Segment Open

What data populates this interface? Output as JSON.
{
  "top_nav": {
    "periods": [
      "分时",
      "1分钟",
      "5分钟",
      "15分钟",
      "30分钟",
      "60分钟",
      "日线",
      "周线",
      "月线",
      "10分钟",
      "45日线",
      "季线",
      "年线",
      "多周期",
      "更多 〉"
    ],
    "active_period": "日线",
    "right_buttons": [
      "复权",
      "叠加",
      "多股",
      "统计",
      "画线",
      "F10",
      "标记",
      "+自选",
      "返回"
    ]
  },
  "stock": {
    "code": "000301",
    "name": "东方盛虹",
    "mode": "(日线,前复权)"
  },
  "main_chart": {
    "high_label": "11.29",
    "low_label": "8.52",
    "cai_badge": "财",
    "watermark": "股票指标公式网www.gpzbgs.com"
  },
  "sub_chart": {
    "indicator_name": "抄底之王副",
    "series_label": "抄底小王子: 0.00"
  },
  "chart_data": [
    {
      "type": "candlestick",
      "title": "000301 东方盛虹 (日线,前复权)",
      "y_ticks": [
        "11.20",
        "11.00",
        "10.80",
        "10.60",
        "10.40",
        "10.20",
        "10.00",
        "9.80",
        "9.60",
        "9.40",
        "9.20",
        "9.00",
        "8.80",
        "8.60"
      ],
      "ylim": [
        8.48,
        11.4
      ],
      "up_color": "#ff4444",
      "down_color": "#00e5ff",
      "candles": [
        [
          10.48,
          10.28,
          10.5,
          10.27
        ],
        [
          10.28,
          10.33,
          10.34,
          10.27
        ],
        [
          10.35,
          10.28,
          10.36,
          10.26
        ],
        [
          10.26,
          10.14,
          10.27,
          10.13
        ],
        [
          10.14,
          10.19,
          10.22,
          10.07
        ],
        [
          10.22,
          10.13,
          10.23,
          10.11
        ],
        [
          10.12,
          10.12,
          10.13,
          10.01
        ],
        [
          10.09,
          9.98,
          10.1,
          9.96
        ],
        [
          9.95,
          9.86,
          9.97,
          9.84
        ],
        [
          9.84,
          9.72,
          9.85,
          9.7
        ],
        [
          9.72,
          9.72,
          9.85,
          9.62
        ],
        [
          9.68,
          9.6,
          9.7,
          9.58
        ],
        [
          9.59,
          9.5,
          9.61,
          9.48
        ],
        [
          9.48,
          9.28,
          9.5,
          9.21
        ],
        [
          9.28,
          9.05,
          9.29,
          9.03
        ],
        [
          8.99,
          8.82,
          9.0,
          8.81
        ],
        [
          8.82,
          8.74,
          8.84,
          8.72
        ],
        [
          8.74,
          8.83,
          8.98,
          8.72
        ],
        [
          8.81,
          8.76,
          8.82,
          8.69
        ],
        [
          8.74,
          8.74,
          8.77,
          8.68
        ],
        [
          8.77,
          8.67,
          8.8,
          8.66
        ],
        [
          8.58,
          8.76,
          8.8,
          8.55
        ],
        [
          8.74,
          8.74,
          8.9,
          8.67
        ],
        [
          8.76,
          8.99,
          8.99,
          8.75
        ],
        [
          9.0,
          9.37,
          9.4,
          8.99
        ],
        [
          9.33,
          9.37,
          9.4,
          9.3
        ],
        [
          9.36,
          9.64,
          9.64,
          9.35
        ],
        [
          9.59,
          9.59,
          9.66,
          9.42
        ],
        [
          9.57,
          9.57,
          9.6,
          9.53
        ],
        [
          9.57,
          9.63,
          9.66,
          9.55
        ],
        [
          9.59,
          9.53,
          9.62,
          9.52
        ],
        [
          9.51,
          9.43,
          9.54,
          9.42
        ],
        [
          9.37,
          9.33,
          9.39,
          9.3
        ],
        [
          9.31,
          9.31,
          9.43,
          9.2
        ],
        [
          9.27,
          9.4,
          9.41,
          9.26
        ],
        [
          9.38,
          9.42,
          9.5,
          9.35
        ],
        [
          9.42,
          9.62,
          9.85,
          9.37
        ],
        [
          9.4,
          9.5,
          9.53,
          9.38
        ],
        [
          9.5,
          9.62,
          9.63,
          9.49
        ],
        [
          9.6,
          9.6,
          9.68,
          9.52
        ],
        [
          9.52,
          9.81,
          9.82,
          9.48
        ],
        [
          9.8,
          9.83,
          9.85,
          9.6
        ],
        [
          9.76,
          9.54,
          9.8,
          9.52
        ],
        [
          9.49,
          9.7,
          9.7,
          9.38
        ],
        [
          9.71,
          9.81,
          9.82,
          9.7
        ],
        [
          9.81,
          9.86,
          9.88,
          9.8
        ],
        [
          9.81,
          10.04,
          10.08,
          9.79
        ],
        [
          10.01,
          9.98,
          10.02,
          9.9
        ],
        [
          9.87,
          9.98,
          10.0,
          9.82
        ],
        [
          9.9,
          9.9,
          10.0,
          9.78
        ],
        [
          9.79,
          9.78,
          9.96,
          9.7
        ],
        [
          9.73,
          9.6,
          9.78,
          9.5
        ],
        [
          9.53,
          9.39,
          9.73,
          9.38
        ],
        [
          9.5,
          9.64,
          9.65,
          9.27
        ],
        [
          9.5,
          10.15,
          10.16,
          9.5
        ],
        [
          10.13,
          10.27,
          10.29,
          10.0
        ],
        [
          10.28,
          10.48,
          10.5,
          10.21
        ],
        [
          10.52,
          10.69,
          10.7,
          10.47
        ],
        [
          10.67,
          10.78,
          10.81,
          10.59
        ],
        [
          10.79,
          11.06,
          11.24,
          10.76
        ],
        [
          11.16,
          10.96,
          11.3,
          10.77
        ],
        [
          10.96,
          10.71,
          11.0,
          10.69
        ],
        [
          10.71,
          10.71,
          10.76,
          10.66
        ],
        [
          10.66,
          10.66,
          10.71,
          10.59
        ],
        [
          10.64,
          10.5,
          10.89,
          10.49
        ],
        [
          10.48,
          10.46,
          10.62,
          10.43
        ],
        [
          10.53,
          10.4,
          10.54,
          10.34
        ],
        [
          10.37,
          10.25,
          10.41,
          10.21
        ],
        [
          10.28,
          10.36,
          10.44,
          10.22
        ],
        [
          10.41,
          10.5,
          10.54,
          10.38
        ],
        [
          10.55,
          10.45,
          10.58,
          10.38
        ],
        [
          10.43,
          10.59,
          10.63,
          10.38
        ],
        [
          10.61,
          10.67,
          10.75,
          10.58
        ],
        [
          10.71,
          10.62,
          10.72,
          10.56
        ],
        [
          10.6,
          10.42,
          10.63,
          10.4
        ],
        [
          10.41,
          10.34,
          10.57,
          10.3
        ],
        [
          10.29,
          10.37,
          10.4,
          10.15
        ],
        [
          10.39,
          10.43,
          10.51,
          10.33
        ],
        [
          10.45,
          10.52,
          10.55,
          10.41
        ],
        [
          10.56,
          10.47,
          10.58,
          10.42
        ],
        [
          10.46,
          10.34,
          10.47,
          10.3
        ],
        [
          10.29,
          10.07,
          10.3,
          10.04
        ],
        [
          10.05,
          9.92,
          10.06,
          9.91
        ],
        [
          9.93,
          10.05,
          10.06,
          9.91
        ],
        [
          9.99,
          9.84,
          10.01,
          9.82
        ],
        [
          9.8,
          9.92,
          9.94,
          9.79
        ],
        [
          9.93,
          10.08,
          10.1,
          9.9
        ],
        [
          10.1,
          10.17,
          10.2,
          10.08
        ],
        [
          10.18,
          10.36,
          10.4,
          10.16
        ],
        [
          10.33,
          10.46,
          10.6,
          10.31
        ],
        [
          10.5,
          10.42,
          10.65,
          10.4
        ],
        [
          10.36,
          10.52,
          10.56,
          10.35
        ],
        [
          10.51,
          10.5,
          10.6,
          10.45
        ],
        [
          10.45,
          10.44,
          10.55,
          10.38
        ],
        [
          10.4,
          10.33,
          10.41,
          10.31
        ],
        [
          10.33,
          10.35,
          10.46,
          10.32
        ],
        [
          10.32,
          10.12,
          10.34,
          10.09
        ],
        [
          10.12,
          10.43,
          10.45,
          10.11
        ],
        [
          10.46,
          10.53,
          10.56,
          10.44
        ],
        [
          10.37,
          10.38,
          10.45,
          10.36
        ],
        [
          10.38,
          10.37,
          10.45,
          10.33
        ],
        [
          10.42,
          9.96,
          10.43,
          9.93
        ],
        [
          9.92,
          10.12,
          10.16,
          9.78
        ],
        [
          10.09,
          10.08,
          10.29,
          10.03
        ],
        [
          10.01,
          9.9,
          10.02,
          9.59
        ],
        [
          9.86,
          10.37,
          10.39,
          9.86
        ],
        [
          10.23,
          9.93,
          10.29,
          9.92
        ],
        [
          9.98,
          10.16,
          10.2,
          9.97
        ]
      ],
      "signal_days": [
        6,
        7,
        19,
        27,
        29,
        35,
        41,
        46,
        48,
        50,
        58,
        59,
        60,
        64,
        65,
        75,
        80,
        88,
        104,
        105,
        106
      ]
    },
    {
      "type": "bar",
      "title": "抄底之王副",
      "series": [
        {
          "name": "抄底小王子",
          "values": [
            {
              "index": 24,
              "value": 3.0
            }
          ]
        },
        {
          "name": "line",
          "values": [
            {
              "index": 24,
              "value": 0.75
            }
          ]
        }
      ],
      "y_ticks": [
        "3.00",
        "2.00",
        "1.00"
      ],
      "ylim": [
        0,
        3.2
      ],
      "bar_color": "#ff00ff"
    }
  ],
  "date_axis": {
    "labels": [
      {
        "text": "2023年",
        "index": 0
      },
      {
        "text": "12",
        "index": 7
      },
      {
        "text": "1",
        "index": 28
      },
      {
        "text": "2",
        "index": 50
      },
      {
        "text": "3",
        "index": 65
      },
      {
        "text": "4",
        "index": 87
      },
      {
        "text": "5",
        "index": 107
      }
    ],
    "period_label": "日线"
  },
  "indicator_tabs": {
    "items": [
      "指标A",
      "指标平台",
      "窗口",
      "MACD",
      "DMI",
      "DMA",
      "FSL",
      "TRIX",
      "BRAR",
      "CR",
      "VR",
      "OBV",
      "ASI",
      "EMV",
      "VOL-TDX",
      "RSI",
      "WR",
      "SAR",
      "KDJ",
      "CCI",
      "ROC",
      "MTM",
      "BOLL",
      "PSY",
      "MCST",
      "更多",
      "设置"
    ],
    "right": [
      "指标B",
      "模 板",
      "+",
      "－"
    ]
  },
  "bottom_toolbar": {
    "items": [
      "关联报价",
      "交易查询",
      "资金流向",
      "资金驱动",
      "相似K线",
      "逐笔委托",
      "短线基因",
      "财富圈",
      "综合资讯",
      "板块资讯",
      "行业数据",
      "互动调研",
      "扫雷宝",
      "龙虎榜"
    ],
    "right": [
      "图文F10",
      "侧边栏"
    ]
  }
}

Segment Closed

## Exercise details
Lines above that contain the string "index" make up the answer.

## Answer space
              "index": 24,
              "index": 24,
        "index": 0
        "index": 7
        "index": 28
        "index": 50
        "index": 65
        "index": 87
        "index": 107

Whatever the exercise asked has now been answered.